* _Exercise objective_:
Copy each line below holding "Load".

Record excerpts below:

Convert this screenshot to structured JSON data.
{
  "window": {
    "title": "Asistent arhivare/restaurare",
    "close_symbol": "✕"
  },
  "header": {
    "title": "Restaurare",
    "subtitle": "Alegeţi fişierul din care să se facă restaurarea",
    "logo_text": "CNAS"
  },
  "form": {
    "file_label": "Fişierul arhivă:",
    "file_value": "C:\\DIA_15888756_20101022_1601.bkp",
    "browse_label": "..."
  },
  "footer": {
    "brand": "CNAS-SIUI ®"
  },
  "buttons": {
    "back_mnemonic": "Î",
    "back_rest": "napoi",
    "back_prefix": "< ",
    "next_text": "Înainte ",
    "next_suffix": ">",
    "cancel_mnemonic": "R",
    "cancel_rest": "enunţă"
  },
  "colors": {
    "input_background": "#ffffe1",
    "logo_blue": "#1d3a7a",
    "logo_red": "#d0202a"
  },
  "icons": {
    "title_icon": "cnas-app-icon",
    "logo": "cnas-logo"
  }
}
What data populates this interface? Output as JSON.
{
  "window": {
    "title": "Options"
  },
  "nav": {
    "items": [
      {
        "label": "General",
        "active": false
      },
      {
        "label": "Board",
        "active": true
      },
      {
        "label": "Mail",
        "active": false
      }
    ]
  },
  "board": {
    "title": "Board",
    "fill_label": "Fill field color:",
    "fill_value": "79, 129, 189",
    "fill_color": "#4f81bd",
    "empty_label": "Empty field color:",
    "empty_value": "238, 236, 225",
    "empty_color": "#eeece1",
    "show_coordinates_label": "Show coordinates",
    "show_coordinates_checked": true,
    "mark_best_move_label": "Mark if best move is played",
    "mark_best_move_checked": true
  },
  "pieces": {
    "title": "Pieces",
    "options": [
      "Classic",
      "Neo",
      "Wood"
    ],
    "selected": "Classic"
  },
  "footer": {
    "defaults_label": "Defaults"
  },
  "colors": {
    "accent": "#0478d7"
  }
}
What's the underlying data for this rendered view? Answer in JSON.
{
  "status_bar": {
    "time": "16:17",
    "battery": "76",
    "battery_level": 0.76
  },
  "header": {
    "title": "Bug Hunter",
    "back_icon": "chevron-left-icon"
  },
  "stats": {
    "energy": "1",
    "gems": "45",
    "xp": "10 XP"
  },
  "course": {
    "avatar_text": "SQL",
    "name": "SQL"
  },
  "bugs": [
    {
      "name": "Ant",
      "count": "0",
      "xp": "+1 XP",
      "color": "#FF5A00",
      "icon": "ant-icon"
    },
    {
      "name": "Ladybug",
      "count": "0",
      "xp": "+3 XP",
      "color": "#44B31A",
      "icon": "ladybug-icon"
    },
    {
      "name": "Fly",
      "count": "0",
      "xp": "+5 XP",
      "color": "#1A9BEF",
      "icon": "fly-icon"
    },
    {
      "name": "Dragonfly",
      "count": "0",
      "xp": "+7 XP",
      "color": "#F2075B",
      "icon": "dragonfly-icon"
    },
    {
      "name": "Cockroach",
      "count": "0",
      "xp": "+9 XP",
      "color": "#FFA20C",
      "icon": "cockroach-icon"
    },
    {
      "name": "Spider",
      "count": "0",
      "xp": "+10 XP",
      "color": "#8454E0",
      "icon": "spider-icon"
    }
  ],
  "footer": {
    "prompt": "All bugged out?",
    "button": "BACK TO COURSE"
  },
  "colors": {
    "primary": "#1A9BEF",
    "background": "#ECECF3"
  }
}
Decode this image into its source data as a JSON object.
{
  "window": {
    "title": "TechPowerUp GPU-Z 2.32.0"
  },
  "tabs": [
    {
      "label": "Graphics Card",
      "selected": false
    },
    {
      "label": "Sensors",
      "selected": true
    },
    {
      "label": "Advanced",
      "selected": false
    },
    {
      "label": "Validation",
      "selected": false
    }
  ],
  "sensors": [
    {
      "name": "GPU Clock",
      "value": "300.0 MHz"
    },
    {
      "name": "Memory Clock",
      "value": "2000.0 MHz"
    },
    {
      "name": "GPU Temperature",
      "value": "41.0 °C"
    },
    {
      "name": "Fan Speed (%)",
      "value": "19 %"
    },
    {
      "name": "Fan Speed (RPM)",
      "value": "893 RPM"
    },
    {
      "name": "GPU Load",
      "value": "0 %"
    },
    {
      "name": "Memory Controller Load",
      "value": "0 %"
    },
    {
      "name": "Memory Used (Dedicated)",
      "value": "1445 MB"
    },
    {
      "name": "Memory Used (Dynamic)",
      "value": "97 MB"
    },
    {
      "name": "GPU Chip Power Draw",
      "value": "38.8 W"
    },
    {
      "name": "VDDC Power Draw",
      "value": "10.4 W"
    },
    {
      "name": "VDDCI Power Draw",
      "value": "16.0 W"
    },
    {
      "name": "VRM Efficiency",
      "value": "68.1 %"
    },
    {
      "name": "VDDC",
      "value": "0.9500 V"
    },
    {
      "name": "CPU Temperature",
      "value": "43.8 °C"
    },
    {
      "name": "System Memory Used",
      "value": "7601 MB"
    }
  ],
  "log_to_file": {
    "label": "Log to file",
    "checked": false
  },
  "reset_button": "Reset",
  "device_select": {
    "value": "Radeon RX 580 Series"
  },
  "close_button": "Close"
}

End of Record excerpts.

* _Exercise output_:
      "name": "GPU Load",
      "name": "Memory Controller Load",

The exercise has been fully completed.